Lee listened to the story and asked if I’d told her how important her words had been to me. Embarrassed, I said I hadn’t. He threw his hands into the air and told me I must! So I arranged to have breakfast with Melinda on the last day of the convention.
I can still remember sitting at that table that morning and trying to find the best way to tell my hero how their words had carried me through such a hard time in my life. Without sounding insane.
Somehow, I did. And than she cried, and I cried, and we really talked and oh, it felt like we had known each other for a very long time. I left that convention having met one of my heroes and my life would never be the same again.
Because one of my heroes actually became one of my friends. A dear friend. Melinda came to stay at my house in the year that Worldcon was in London and she was in the UK. We really got to know each other, and my family fell in love with her too. I confess, every now and again the fifteen year old at the back of my head would occasionally freak out, but Melinda is so much more than just a name to me now.
Spool forwards another couple of years and I’m invited to write a Wild Cards story for Knaves Over Queens, set in the UK. I’m thrilled! And apologies to George for saying this, but what excited me the most was the fact that I was going to get the chance to work on a project with Melinda. My hero, having become friend, was going to become a colleague. She had read my work and loved it and that was it, life changed again.
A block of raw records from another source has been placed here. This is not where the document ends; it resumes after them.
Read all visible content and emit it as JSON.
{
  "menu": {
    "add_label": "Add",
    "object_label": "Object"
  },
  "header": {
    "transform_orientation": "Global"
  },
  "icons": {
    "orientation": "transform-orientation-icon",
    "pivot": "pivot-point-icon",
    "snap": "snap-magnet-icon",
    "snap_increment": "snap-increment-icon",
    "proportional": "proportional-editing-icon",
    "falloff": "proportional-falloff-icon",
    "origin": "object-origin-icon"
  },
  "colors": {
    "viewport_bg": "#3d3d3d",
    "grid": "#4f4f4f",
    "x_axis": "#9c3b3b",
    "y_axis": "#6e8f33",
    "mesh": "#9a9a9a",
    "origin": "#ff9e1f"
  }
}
So there is the origin story for you; my origin as a Wild Cards author. But it’s more about my hero, Melinda Snodgrass and the impact that one person can have on another. And perhaps, when you’re wishing you could meet one of your heroes one day, and you feel that flicker of despair that you never will, you could remember this story and know that sometimes, even the most unlikely dreams do in fact come true.